--summaries_dir=tf_files/training_summaries/"${ARCHITECTURE}" \
--output_graph=tf_files/retrained_graph.pb \
--output_labels=tf_files/retrained_labels.txt \
--architecture="${ARCHITECTURE}" \
--image_dir=tf_files/flower_photos

Using the Retrained Model

The retraining script writes data to the following two files:

  • tf_files/retrained_graph.pb, which contains a version of the selected network with a final layer retrained on your categories.
  • tf_files/retrained_labels.txt, which is a text file containing labels.

Classifying an image

The codelab repo also contains a copy of tensorflow’s label_image.py example, which you can use to test your network.

Now, let’s run the script on this test image :

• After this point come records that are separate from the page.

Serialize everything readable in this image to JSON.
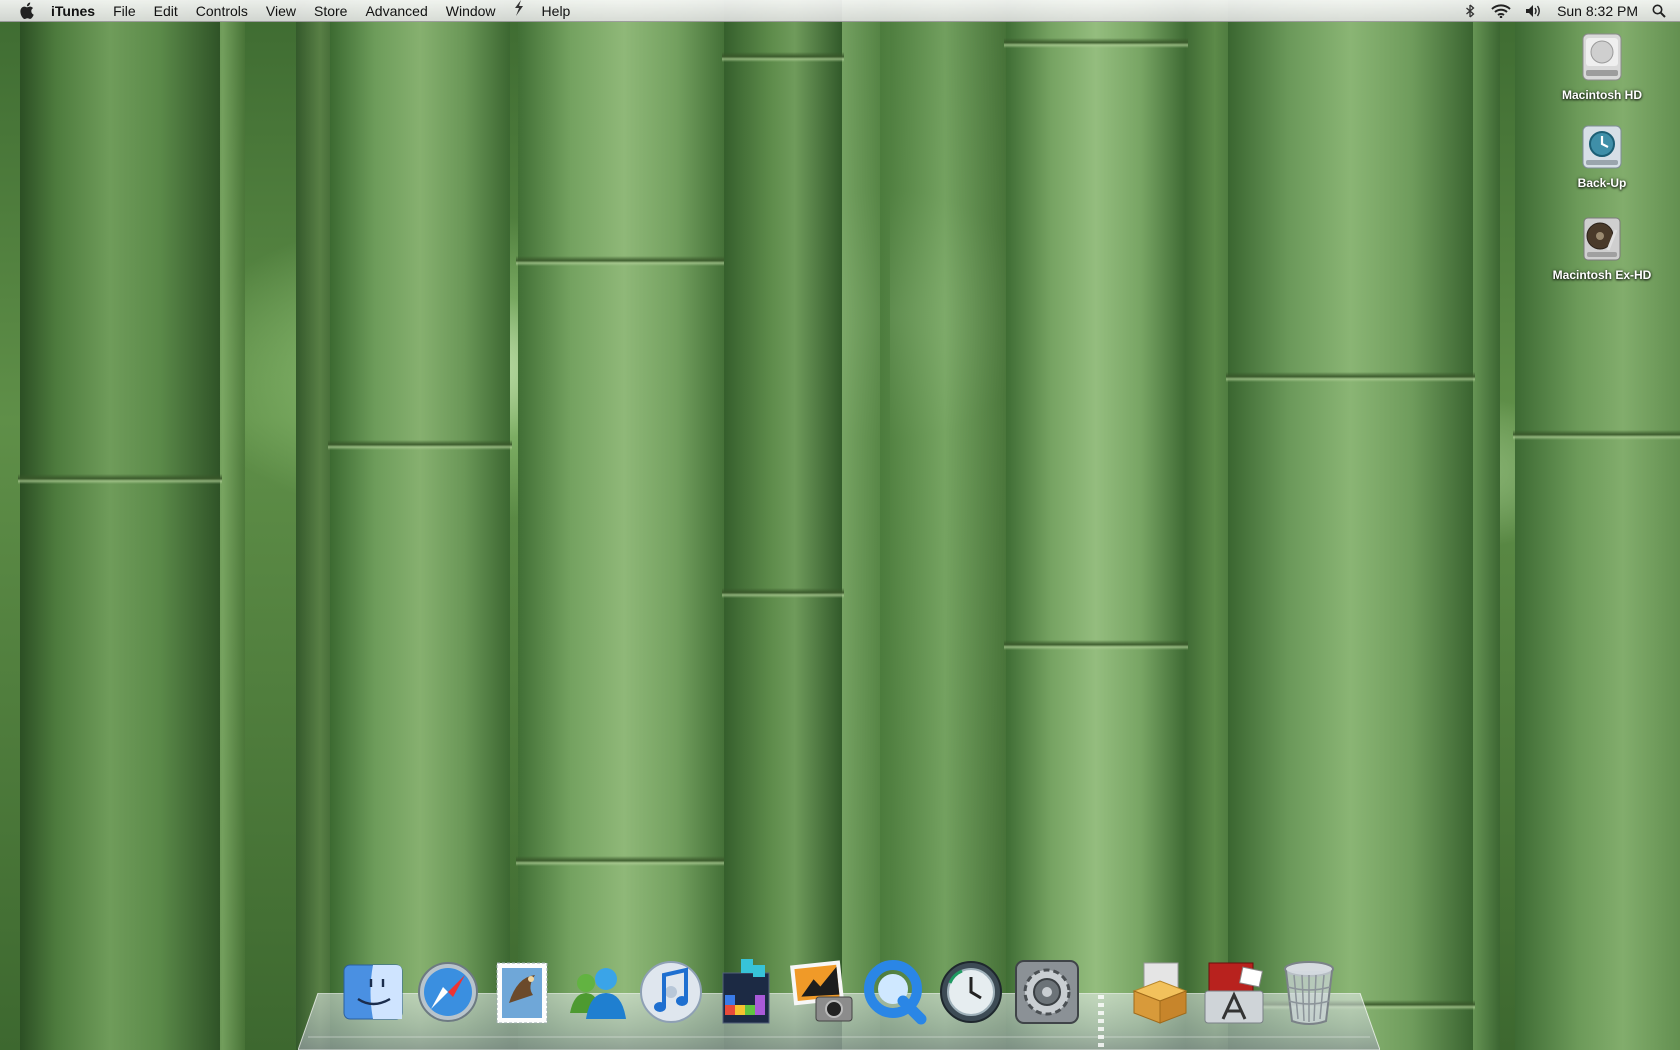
{
  "menubar": {
    "app_name": "iTunes",
    "items": [
      "File",
      "Edit",
      "Controls",
      "View",
      "Store",
      "Advanced",
      "Window",
      "Help"
    ],
    "clock": "Sun 8:32 PM"
  },
  "desktop_icons": [
    {
      "label": "Macintosh HD",
      "icon": "hard-drive-icon"
    },
    {
      "label": "Back-Up",
      "icon": "time-machine-drive-icon"
    },
    {
      "label": "Macintosh Ex-HD",
      "icon": "external-hard-drive-icon"
    }
  ],
  "dock": {
    "apps": [
      "finder-icon",
      "safari-icon",
      "mail-icon",
      "messenger-icon",
      "itunes-icon",
      "tetris-icon",
      "iphoto-icon",
      "quicktime-icon",
      "time-machine-icon",
      "system-preferences-icon"
    ],
    "stacks": [
      "packages-stack-icon",
      "applications-stack-icon",
      "trash-icon"
    ]
  }
}
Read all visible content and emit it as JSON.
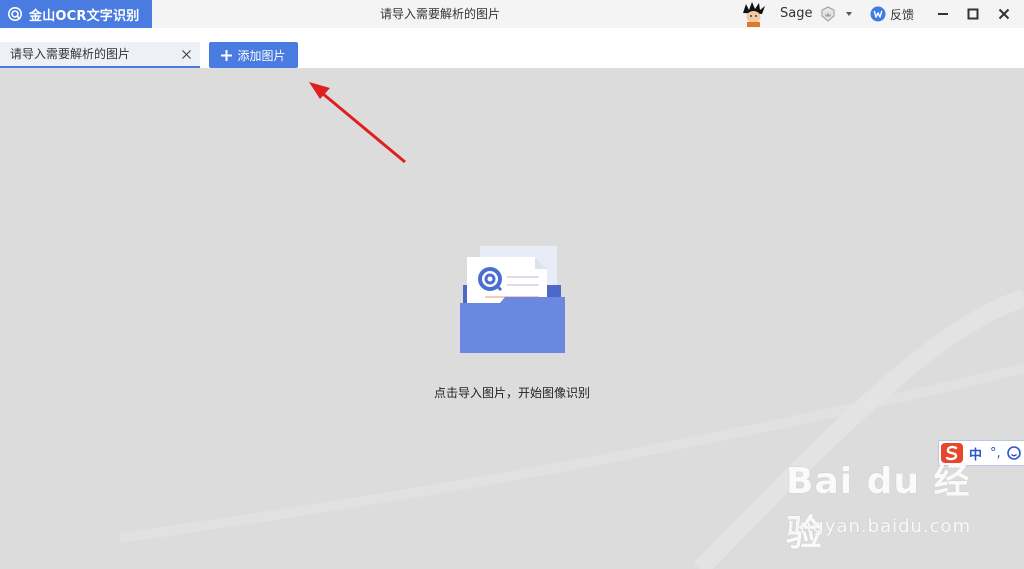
{
  "app": {
    "name": "金山OCR文字识别",
    "window_title": "请导入需要解析的图片"
  },
  "user": {
    "name": "Sage",
    "feedback_label": "反馈"
  },
  "tabs": [
    {
      "label": "请导入需要解析的图片"
    }
  ],
  "toolbar": {
    "add_label": "添加图片"
  },
  "main": {
    "hint": "点击导入图片，开始图像识别"
  },
  "ime": {
    "lang": "中",
    "punct": "°,"
  },
  "watermark": {
    "brand": "Bai du 经验",
    "url": "jingyan.baidu.com"
  },
  "colors": {
    "accent": "#4a7be0",
    "annotation_arrow": "#e02020",
    "folder": "#6b88e0"
  }
}
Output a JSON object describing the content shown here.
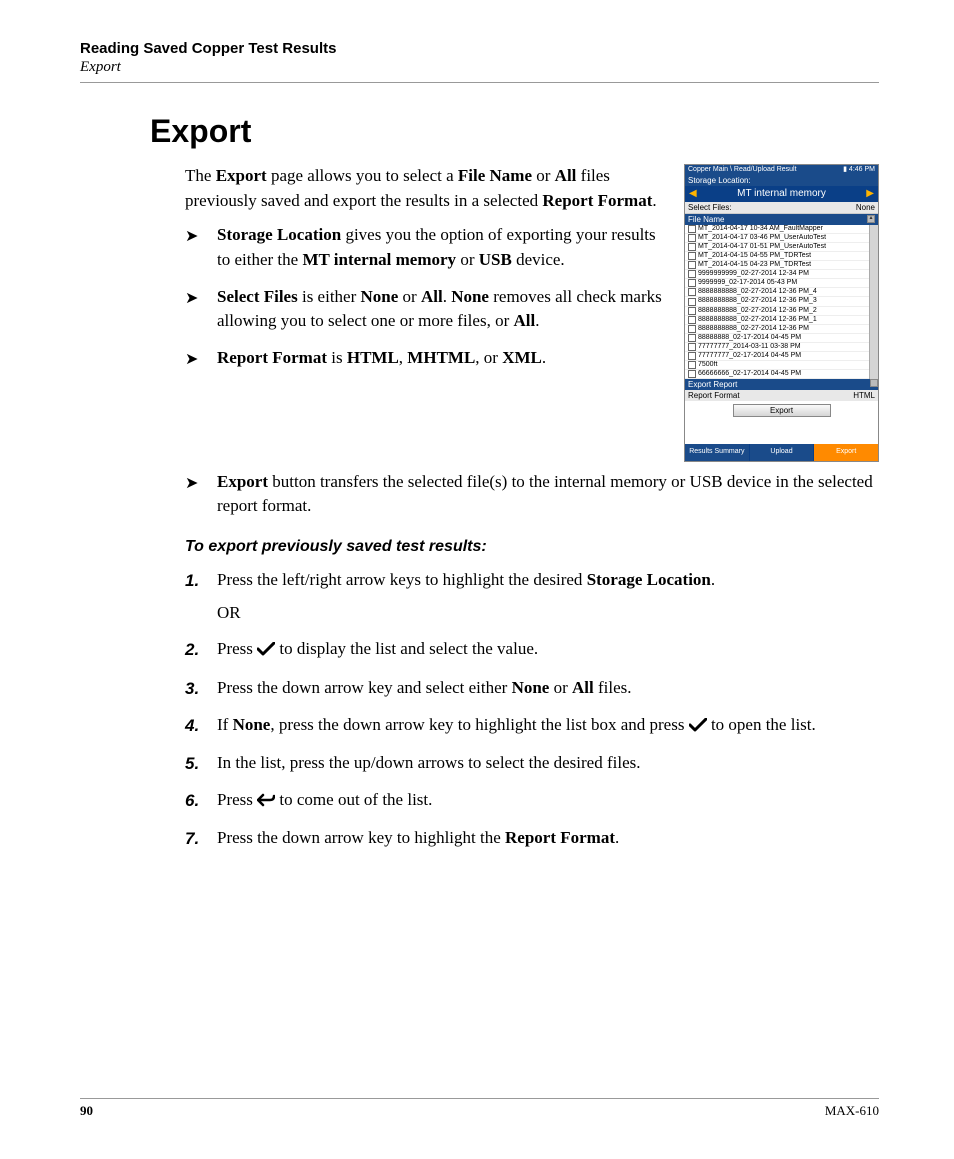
{
  "header": {
    "running_head": "Reading Saved Copper Test Results",
    "running_sub": "Export"
  },
  "section_title": "Export",
  "intro": {
    "p1_a": "The ",
    "p1_b": "Export",
    "p1_c": " page allows you to select a ",
    "p1_d": "File Name",
    "p1_e": " or ",
    "p1_f": "All",
    "p1_g": " files previously saved and export the results in a selected ",
    "p1_h": "Report Format",
    "p1_i": "."
  },
  "bullets": {
    "b1_a": "Storage Location",
    "b1_b": " gives you the option of exporting your results to either the ",
    "b1_c": "MT internal memory",
    "b1_d": " or ",
    "b1_e": "USB",
    "b1_f": " device.",
    "b2_a": "Select Files",
    "b2_b": " is either ",
    "b2_c": "None",
    "b2_d": " or ",
    "b2_e": "All",
    "b2_f": ". ",
    "b2_g": "None",
    "b2_h": " removes all check marks allowing you to select one or more files, or ",
    "b2_i": "All",
    "b2_j": ".",
    "b3_a": "Report Format",
    "b3_b": " is ",
    "b3_c": "HTML",
    "b3_d": ", ",
    "b3_e": "MHTML",
    "b3_f": ", or ",
    "b3_g": "XML",
    "b3_h": ".",
    "b4_a": "Export",
    "b4_b": " button transfers the selected file(s) to the internal memory or USB device in the selected report format."
  },
  "subhead": "To export previously saved test results:",
  "steps": {
    "s1_a": "Press the left/right arrow keys to highlight the desired ",
    "s1_b": "Storage Location",
    "s1_c": ".",
    "s1_or": "OR",
    "s2_a": "Press ",
    "s2_b": " to display the list and select the value.",
    "s3_a": "Press the down arrow key and select either ",
    "s3_b": "None",
    "s3_c": " or ",
    "s3_d": "All",
    "s3_e": " files.",
    "s4_a": "If ",
    "s4_b": "None",
    "s4_c": ", press the down arrow key to highlight the list box and press ",
    "s4_d": " to open the list.",
    "s5": "In the list, press the up/down arrows to select the desired files.",
    "s6_a": "Press ",
    "s6_b": " to come out of the list.",
    "s7_a": "Press the down arrow key to highlight the ",
    "s7_b": "Report Format",
    "s7_c": "."
  },
  "footer": {
    "page": "90",
    "model": "MAX-610"
  },
  "device": {
    "breadcrumb": "Copper Main \\ Read/Upload Result",
    "time": "4:46 PM",
    "storage_label": "Storage Location:",
    "storage_value": "MT internal memory",
    "select_files_label": "Select Files:",
    "select_files_value": "None",
    "filename_col": "File Name",
    "files": [
      "MT_2014-04-17 10-34 AM_FaultMapper",
      "MT_2014-04-17 03-46 PM_UserAutoTest",
      "MT_2014-04-17 01-51 PM_UserAutoTest",
      "MT_2014-04-15 04-55 PM_TDRTest",
      "MT_2014-04-15 04-23 PM_TDRTest",
      "9999999999_02-27-2014 12-34 PM",
      "9999999_02-17-2014 05-43 PM",
      "8888888888_02-27-2014 12-36 PM_4",
      "8888888888_02-27-2014 12-36 PM_3",
      "8888888888_02-27-2014 12-36 PM_2",
      "8888888888_02-27-2014 12-36 PM_1",
      "8888888888_02-27-2014 12-36 PM",
      "88888888_02-17-2014 04-45 PM",
      "77777777_2014-03-11 03-38 PM",
      "77777777_02-17-2014 04-45 PM",
      "7500ft",
      "66666666_02-17-2014 04-45 PM"
    ],
    "export_report_label": "Export Report",
    "report_format_label": "Report Format",
    "report_format_value": "HTML",
    "export_btn": "Export",
    "tabs": {
      "t1": "Results Summary",
      "t2": "Upload",
      "t3": "Export"
    }
  }
}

python -m scripts.label_image \
--graph=tf_files/retrained_graph.pb \
--image=tf_files/<test_image_folder>/<testImage>jpg

Next steps

Congratulations, you’ve taken your first steps into a larger world of deep learning!

You can see more about using TensorFlow at the TensorFlow website or the TensorFlow Github project. There are lots of other resources available for TensorFlow, including a discussion group and whitepaper.

If you make a trained model that you want to run in production, you should also check out TensorFlow Serving, an open source project that makes it easier to manage TensorFlow projects.

Source: Deep Learning on Medium